When I was a kid, something either happened on purpose or else by accident. But now I see that things have changed.

Many people younger than me — adults — now say that something has either happened on purpose or on accident. The new way of saying it makes logical sense, but it’s still a little startling to realize that the version of English that I grew up with is already slightly out of date.

I wonder how many other changes there have been, even in my own lifetime, to our evolving language.

Defensive music listening

I thought would be a great day to get work done at the lab, because nobody is ever at the lab on weekends. But it turned out, sadly, that today was an exception.
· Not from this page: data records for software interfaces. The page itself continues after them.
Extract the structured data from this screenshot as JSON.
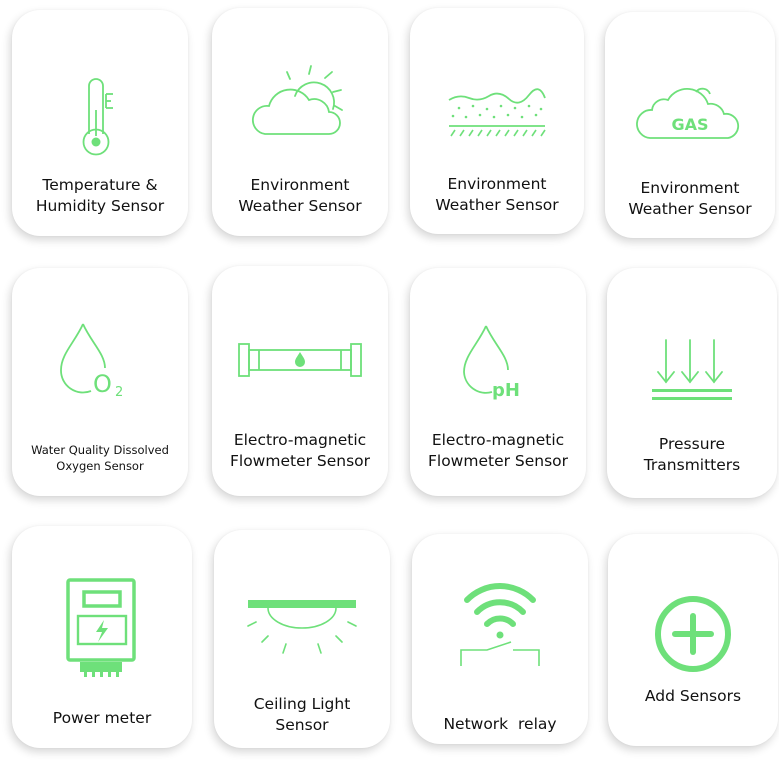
{
  "accent_color": "#6EE07A",
  "cards": [
    {
      "icon": "thermometer-icon",
      "label_lines": [
        "Temperature &",
        "Humidity Sensor"
      ]
    },
    {
      "icon": "cloud-sun-icon",
      "label_lines": [
        "Environment",
        "Weather Sensor"
      ]
    },
    {
      "icon": "soil-layers-icon",
      "label_lines": [
        "Environment",
        "Weather Sensor"
      ]
    },
    {
      "icon": "gas-cloud-icon",
      "icon_text": "GAS",
      "label_lines": [
        "Environment",
        "Weather Sensor"
      ]
    },
    {
      "icon": "water-drop-oxygen-icon",
      "icon_text": "O",
      "icon_subscript": "2",
      "label_lines": [
        "Water Quality Dissolved",
        "Oxygen Sensor"
      ]
    },
    {
      "icon": "flow-pipe-icon",
      "label_lines": [
        "Electro-magnetic",
        "Flowmeter Sensor"
      ]
    },
    {
      "icon": "water-drop-ph-icon",
      "icon_text": "pH",
      "label_lines": [
        "Electro-magnetic",
        "Flowmeter Sensor"
      ]
    },
    {
      "icon": "pressure-arrows-icon",
      "label_lines": [
        "Pressure",
        "Transmitters"
      ]
    },
    {
      "icon": "power-meter-icon",
      "label_lines": [
        "Power meter"
      ]
    },
    {
      "icon": "ceiling-light-icon",
      "label_lines": [
        "Ceiling Light",
        "Sensor"
      ]
    },
    {
      "icon": "wifi-relay-icon",
      "label_lines": [
        "Network  relay"
      ]
    },
    {
      "icon": "add-circle-icon",
      "label_lines": [
        "Add Sensors"
      ]
    }
  ]
}
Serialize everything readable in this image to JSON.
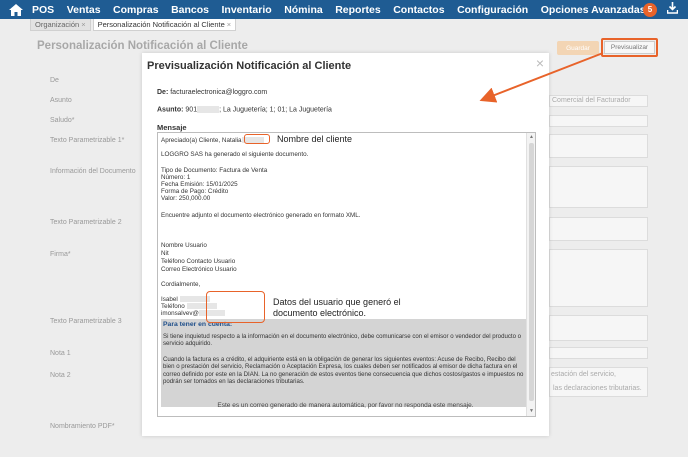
{
  "nav": {
    "items": [
      "POS",
      "Ventas",
      "Compras",
      "Bancos",
      "Inventario",
      "Nómina",
      "Reportes",
      "Contactos",
      "Configuración",
      "Opciones Avanzadas"
    ],
    "notification_count": "5"
  },
  "tabs": [
    {
      "label": "Organización",
      "close": "×"
    },
    {
      "label": "Personalización Notificación al Cliente",
      "close": "×"
    }
  ],
  "page": {
    "title": "Personalización Notificación al Cliente",
    "save_label": "Guardar",
    "preview_label": "Previsualizar",
    "labels": [
      "De",
      "Asunto",
      "Saludo*",
      "Texto Parametrizable 1*",
      "Información del Documento",
      "Texto Parametrizable 2",
      "Firma*",
      "Texto Parametrizable 3",
      "Nota 1",
      "Nota 2",
      "Nombramiento PDF*"
    ],
    "asunto_fragment": "Comercial del Facturador",
    "nota2_line1": "estación del servicio,",
    "nota2_line2": "las declaraciones tributarias."
  },
  "modal": {
    "title": "Previsualización Notificación al Cliente",
    "close": "×",
    "de_label": "De:",
    "de_value": "facturaelectronica@loggro.com",
    "asunto_label": "Asunto:",
    "asunto_prefix": "901",
    "asunto_rest": "; La Juguetería; 1; 01; La Juguetería",
    "mensaje_label": "Mensaje",
    "msg": {
      "greeting": "Apreciado(a) Cliente,",
      "greeting_name": "Natalia",
      "intro": "LOGGRO SAS ha generado el siguiente documento.",
      "doc_type_label": "Tipo de Documento:",
      "doc_type_value": "Factura de Venta",
      "number_label": "Número:",
      "number_value": "1",
      "date_label": "Fecha Emisión:",
      "date_value": "15/01/2025",
      "payment_label": "Forma de Pago:",
      "payment_value": "Crédito",
      "value_label": "Valor:",
      "value_value": "250,000.00",
      "attach": "Encuentre adjunto el documento electrónico generado en formato XML.",
      "user_lines": [
        "Nombre Usuario",
        "Nit",
        "Teléfono Contacto Usuario",
        "Correo Electrónico Usuario"
      ],
      "closing": "Cordialmente,",
      "sign_name": "Isabel",
      "sign_phone": "Teléfono",
      "sign_email": "imonsalvev@",
      "info_title": "Para tener en cuenta:",
      "info_p1": "Si tiene inquietud respecto a la información en el documento electrónico, debe comunicarse con el emisor o vendedor del producto o servicio adquirido.",
      "info_p2": "Cuando la factura es a crédito, el adquiriente está en la obligación de generar los siguientes eventos: Acuse de Recibo, Recibo del bien o prestación del servicio, Reclamación o Aceptación Expresa, los cuales deben ser notificados al emisor de dicha factura en el correo definido por este en la DIAN. La no generación de estos eventos tiene consecuencia que dichos costos/gastos e impuestos no podrán ser tomados en las declaraciones tributarias."
    },
    "footer": "Este es un correo generado de manera automática, por favor no responda este mensaje."
  },
  "annotations": {
    "client_name": "Nombre del cliente",
    "user_data": "Datos del usuario que generó el documento electrónico."
  },
  "colors": {
    "nav_bg": "#1f5c93",
    "accent": "#e8632a",
    "info_bg": "#d4d4d4"
  }
}
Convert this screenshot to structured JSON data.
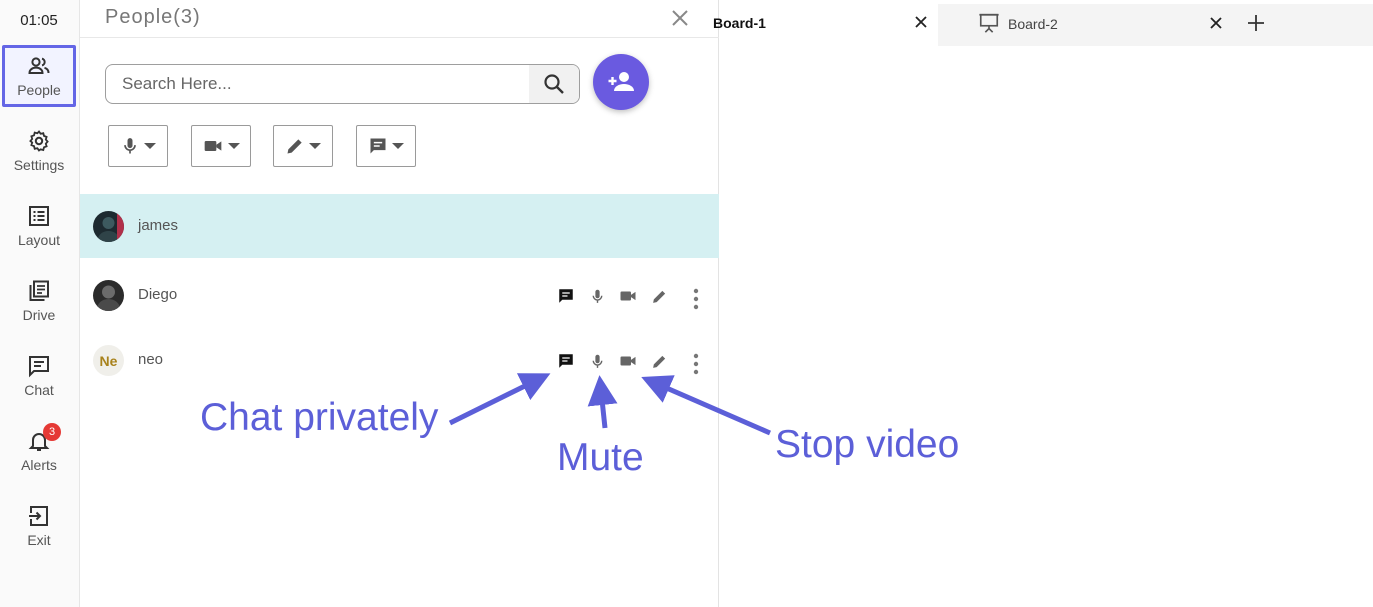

Just when I was getting somewhere with my programming, somebody who had also come in on the weekend decided to eat his lunch to the accompaniment of loud music. Unfortunately, it was not music that I like, but you can’t really argue with somebody about their musical tastes.

So after a few minutes, I started playing Schoenberg’s piano music — in particular, Drei Klavierst├╝cke. Schoenberg’s piano music is pretty much the only music I can play while working, because its soothingly jagged rhythms and atonal chromatic shifts don’t pull me away from whatever I am focusing on.

So that guy had his musical zone and I had mine, and for a while we co-existed peaceably. And at some point I realized that I was engaging in an act of defensive music listening.

Super power

Many years ago I went scuba diving with a friend in the Florida Keys. The way it works there is that a guy takes you out on a little boat to where the reefs are, and then you go from the boat down into the water.

The boat was just big enough to take four passengers. My friend and I noticed that the other two passengers were deaf, and were speaking to each other in sign language, but we were too wrapped up in our own adventure to pay much attention.

Until, that is, we all started diving. My friend and I, who had been having a pleasant conversation on the boat, suddenly found ourselves mute. All we could do was point at the pretty fish and nod at one another.

The other two people, on the other hand, never stopped their conversation. While swimming among the fish and underwater coral reefs, they just kept chatting away.

I suddenly realized that in the water, they had a super power.